School districts must help teachers become data literate before innovative solutions will take hold in the classroom.
As I’ve written about before, school districts need effective systems for collecting, reporting, and interpreting data on every student, classroom, and faculty member in order to drive better academic outcomes in today’s highly digitized educational landscape.
Unfortunately, as 2012 Maryland State Teacher of the Year Josh Parker observes, “In the era of big data, we find ourselves in a paradox where we are data rich, but information poor. We have access to a range of data points, but our understanding of what they measure, why they matter, and how they impact practice is shallow.”
This is ultimately a problem of data literacy, as many teachers simply don’t have the expertise to use data in a way that improves student achievement. Encouragingly, a growing number of administrative stakeholders have taken strides to provide teachers with the support they need to start making data-driven decisions. Most notably, the Every Student Succeeds Act opened the door to Title II dollars being used to fund data literacy-oriented professional development activities.
This incremental progress notwithstanding, research published in May by Project Tomorrow illustrates just how much work remains to be done before the average classroom teacher is adequately equipped to leverage student data effectively.
A Lack of Confidence in Deploying Data-Driven Solutions
The research paints a fairly grim picture of teachers’ comfort levels with various data-centric classroom activities. Fewer than one-quarter of teachers are “very comfortable” with personalizing instruction for each student (24 percent) or facilitating student collaborations using digital tools (22 percent), and only 25 percent are “very comfortable” creating project-based learning experiences for students.
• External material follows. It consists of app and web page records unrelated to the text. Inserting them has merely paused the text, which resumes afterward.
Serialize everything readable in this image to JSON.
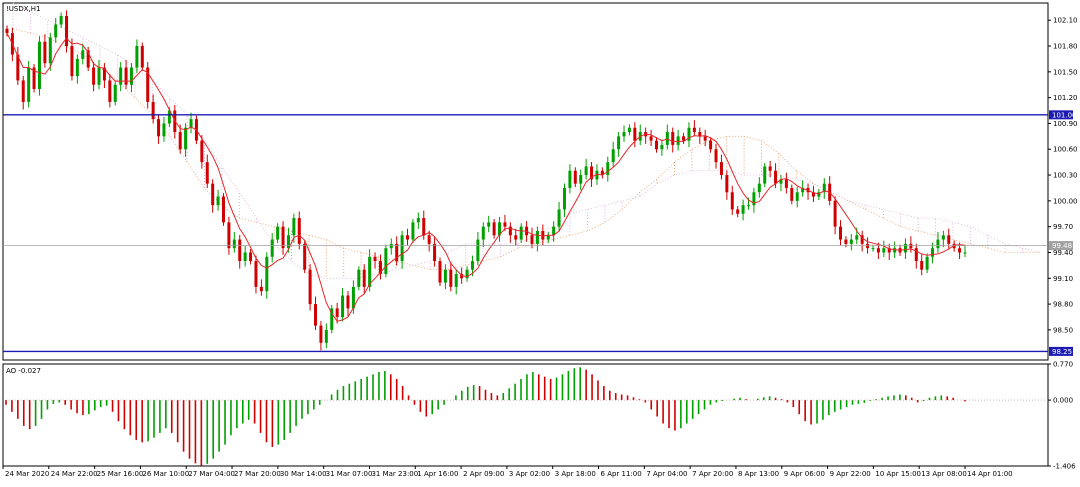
{
  "chart_data": [
    {
      "type": "candlestick",
      "title": "!USDX,H1",
      "ylim": [
        98.15,
        102.3
      ],
      "y_ticks": [
        "102.10",
        "101.80",
        "101.50",
        "101.20",
        "100.90",
        "100.60",
        "100.30",
        "100.00",
        "99.70",
        "99.40",
        "99.10",
        "98.80",
        "98.50"
      ],
      "y_tick_values": [
        102.1,
        101.8,
        101.5,
        101.2,
        100.9,
        100.6,
        100.3,
        100.0,
        99.7,
        99.4,
        99.1,
        98.8,
        98.5
      ],
      "x_labels": [
        "24 Mar 2020",
        "24 Mar 22:00",
        "25 Mar 16:00",
        "26 Mar 10:00",
        "27 Mar 04:00",
        "27 Mar 20:00",
        "30 Mar 14:00",
        "31 Mar 07:00",
        "31 Mar 23:00",
        "1 Apr 16:00",
        "2 Apr 09:00",
        "3 Apr 02:00",
        "3 Apr 18:00",
        "6 Apr 11:00",
        "7 Apr 04:00",
        "7 Apr 20:00",
        "8 Apr 13:00",
        "9 Apr 06:00",
        "9 Apr 22:00",
        "10 Apr 15:00",
        "13 Apr 08:00",
        "14 Apr 01:00"
      ],
      "horizontal_lines": [
        {
          "value": 101.0,
          "label": "101.00",
          "color": "#1c1cb4"
        },
        {
          "value": 98.25,
          "label": "98.25",
          "color": "#1c1cb4"
        },
        {
          "value": 99.48,
          "label": "99.48",
          "color": "#a0a0a0"
        }
      ],
      "close_series": [
        101.95,
        101.7,
        101.4,
        101.15,
        101.55,
        101.3,
        101.85,
        101.6,
        101.9,
        102.05,
        102.15,
        101.8,
        101.45,
        101.65,
        101.75,
        101.55,
        101.35,
        101.55,
        101.4,
        101.15,
        101.35,
        101.55,
        101.35,
        101.55,
        101.8,
        101.55,
        101.15,
        100.95,
        100.75,
        100.9,
        101.05,
        100.8,
        100.6,
        100.85,
        100.95,
        100.7,
        100.45,
        100.2,
        99.95,
        100.05,
        99.75,
        99.45,
        99.55,
        99.3,
        99.4,
        99.3,
        99.0,
        98.95,
        99.35,
        99.55,
        99.7,
        99.45,
        99.6,
        99.8,
        99.5,
        99.2,
        98.8,
        98.55,
        98.35,
        98.5,
        98.75,
        98.65,
        98.9,
        98.75,
        99.0,
        99.2,
        99.0,
        99.35,
        99.3,
        99.15,
        99.45,
        99.5,
        99.3,
        99.6,
        99.55,
        99.75,
        99.8,
        99.6,
        99.5,
        99.3,
        99.05,
        99.2,
        99.0,
        99.15,
        99.1,
        99.2,
        99.3,
        99.55,
        99.7,
        99.75,
        99.6,
        99.75,
        99.7,
        99.6,
        99.55,
        99.7,
        99.6,
        99.5,
        99.65,
        99.55,
        99.6,
        99.7,
        99.9,
        100.15,
        100.35,
        100.2,
        100.3,
        100.4,
        100.25,
        100.35,
        100.3,
        100.45,
        100.6,
        100.75,
        100.8,
        100.85,
        100.7,
        100.8,
        100.75,
        100.7,
        100.6,
        100.65,
        100.8,
        100.65,
        100.75,
        100.7,
        100.85,
        100.8,
        100.75,
        100.7,
        100.6,
        100.45,
        100.3,
        100.1,
        99.9,
        99.85,
        99.95,
        99.95,
        100.1,
        100.2,
        100.4,
        100.35,
        100.2,
        100.25,
        100.15,
        100.0,
        100.1,
        100.15,
        100.1,
        100.05,
        100.1,
        100.2,
        100.0,
        99.7,
        99.55,
        99.5,
        99.55,
        99.6,
        99.5,
        99.45,
        99.45,
        99.4,
        99.45,
        99.4,
        99.45,
        99.4,
        99.5,
        99.45,
        99.3,
        99.2,
        99.35,
        99.45,
        99.55,
        99.6,
        99.5,
        99.45,
        99.4,
        99.4
      ],
      "cloud_a": [
        102.0,
        101.95,
        101.9,
        101.8,
        101.7,
        101.55,
        101.4,
        101.2,
        101.0,
        100.75,
        100.45,
        100.15,
        99.95,
        99.8,
        99.75,
        99.7,
        99.65,
        99.6,
        99.55,
        99.45,
        99.4,
        99.35,
        99.3,
        99.25,
        99.2,
        99.2,
        99.25,
        99.3,
        99.35,
        99.45,
        99.5,
        99.55,
        99.6,
        99.65,
        99.75,
        99.9,
        100.1,
        100.25,
        100.45,
        100.6,
        100.7,
        100.75,
        100.75,
        100.7,
        100.55,
        100.35,
        100.2,
        100.1,
        100.0,
        99.9,
        99.8,
        99.7,
        99.65,
        99.6,
        99.55,
        99.5,
        99.45,
        99.4,
        99.4,
        99.4
      ],
      "cloud_b": [
        102.3,
        102.2,
        102.1,
        102.0,
        101.9,
        101.8,
        101.7,
        101.55,
        101.4,
        101.2,
        101.0,
        100.7,
        100.4,
        100.1,
        99.8,
        99.5,
        99.3,
        99.15,
        99.1,
        99.1,
        99.1,
        99.15,
        99.2,
        99.25,
        99.3,
        99.4,
        99.5,
        99.5,
        99.5,
        99.5,
        99.6,
        99.7,
        99.85,
        99.9,
        99.95,
        100.0,
        100.05,
        100.2,
        100.3,
        100.35,
        100.35,
        100.35,
        100.3,
        100.3,
        100.3,
        100.25,
        100.2,
        100.1,
        100.0,
        99.95,
        99.9,
        99.85,
        99.8,
        99.8,
        99.75,
        99.7,
        99.6,
        99.5,
        99.45,
        99.4
      ],
      "up_color": "#00a000",
      "down_color": "#d00000",
      "ma_color": "#e8242a",
      "cloud_a_color": "#e8a06a",
      "cloud_b_color": "#d8b0d8"
    },
    {
      "type": "bar",
      "title": "AO -0.027",
      "ylim": [
        -1.406,
        0.77
      ],
      "y_ticks": [
        "0.770",
        "0.000",
        "-1.406"
      ],
      "y_tick_values": [
        0.77,
        0.0,
        -1.406
      ],
      "values": [
        -0.1,
        -0.25,
        -0.4,
        -0.55,
        -0.62,
        -0.55,
        -0.4,
        -0.2,
        -0.08,
        -0.05,
        -0.1,
        -0.2,
        -0.28,
        -0.32,
        -0.3,
        -0.22,
        -0.15,
        -0.12,
        -0.25,
        -0.45,
        -0.62,
        -0.75,
        -0.85,
        -0.9,
        -0.88,
        -0.8,
        -0.7,
        -0.6,
        -0.7,
        -0.9,
        -1.1,
        -1.25,
        -1.35,
        -1.4,
        -1.36,
        -1.25,
        -1.1,
        -0.95,
        -0.75,
        -0.6,
        -0.5,
        -0.42,
        -0.5,
        -0.7,
        -0.9,
        -1.0,
        -0.95,
        -0.85,
        -0.7,
        -0.55,
        -0.4,
        -0.3,
        -0.2,
        -0.1,
        0.0,
        0.12,
        0.22,
        0.3,
        0.35,
        0.4,
        0.45,
        0.5,
        0.55,
        0.6,
        0.62,
        0.55,
        0.45,
        0.3,
        0.1,
        -0.1,
        -0.25,
        -0.35,
        -0.3,
        -0.2,
        -0.1,
        0.0,
        0.1,
        0.2,
        0.28,
        0.32,
        0.3,
        0.22,
        0.15,
        0.1,
        0.15,
        0.25,
        0.35,
        0.45,
        0.55,
        0.6,
        0.55,
        0.5,
        0.45,
        0.48,
        0.55,
        0.62,
        0.68,
        0.7,
        0.65,
        0.55,
        0.42,
        0.3,
        0.2,
        0.15,
        0.12,
        0.1,
        0.06,
        0.02,
        -0.05,
        -0.2,
        -0.35,
        -0.5,
        -0.6,
        -0.65,
        -0.6,
        -0.5,
        -0.4,
        -0.3,
        -0.2,
        -0.1,
        -0.05,
        -0.02,
        0.0,
        0.03,
        0.05,
        0.02,
        0.0,
        0.03,
        0.06,
        0.08,
        0.05,
        0.02,
        -0.05,
        -0.15,
        -0.3,
        -0.45,
        -0.52,
        -0.5,
        -0.42,
        -0.32,
        -0.25,
        -0.2,
        -0.15,
        -0.1,
        -0.08,
        -0.06,
        -0.02,
        0.02,
        0.05,
        0.08,
        0.1,
        0.12,
        0.1,
        0.05,
        -0.05,
        -0.02,
        0.05,
        0.08,
        0.1,
        0.08,
        0.05,
        0.0,
        -0.027
      ],
      "up_color": "#00a000",
      "down_color": "#d00000"
    }
  ]
}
All told, 70 percent of teachers report being “not very comfortable” with using student data to inform instructional practice in any way.
But this widespread discomfort doesn’t mean that teachers aren’t interested in adapting to the digital age, only that they need additional support to do so. In fact, after increased “collaborative planning time with peers,” “traditional professional development learning” and “in-school coaching” are the measures teachers cite most frequently when asked what they need in order to start implementing data- and/or tech-driven innovations in the classroom.
Teachers have also expressed interest in “virtual coaching,” but while 64 percent of school districts have experimented with offering online professional development courses, only 39 percent have seen positive results.
On a brighter note, there’s a growing consensus among administrative stakeholders around the importance of fostering teachers’ data literacy, with 61 percent of district leaders agreeing that “training teachers on how to use student data is imperative.” That said, acting on this imperative is easier said than done, and two-thirds of districts struggle with providing personalized professional development while 58 percent of districts struggle to find time for professional development.
Tools + Training = A Recipe for Success
Ultimately, improving teachers’ data usage requires two things: intuitive tools and extensive professional development. States like Georgia are tackling the first challenge with initiatives like the Statewide Longitudinal Data System. As summarized by Data Quality Campaign President and CEO Aimee Guidera, “[Georgia Department of Education CIO Bob Swiggum] is focused on making sure he can get the right data to the right people at the right time in the right format.”
We have a similar mission at Vinson. Our CheckPoint EMIS platform provides an auditable trail of educational data to stakeholders throughout any public school district in the state of Ohio, fortifying the critical relationship between accurate data collection and reporting and student success.
CheckPoint helps districts secure the maximum amount of funding to which they’re entitled, providing them with the resources they need to expand their professional development infrastructure and, by extension, bring data into the classroom.